Segment Start: Records provided
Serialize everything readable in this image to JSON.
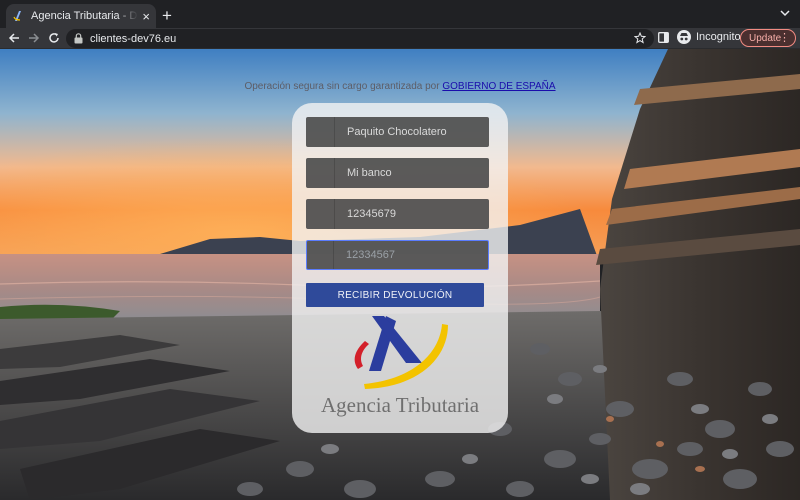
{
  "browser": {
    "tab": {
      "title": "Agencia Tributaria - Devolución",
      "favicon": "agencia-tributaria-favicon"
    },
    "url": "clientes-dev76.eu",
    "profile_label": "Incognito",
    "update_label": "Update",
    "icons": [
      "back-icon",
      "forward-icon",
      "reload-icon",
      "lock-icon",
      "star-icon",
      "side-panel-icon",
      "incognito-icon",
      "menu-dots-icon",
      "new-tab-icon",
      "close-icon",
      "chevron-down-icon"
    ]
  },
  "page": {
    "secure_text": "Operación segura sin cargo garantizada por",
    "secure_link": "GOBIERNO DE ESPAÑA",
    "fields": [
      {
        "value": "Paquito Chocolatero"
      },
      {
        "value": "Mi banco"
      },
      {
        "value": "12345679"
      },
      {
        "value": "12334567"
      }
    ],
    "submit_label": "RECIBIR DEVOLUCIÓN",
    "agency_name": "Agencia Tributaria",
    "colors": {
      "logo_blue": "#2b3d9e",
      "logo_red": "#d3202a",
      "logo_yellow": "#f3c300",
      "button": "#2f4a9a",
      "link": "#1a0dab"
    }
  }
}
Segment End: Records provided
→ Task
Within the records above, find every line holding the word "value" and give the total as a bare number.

→ Problem solution
4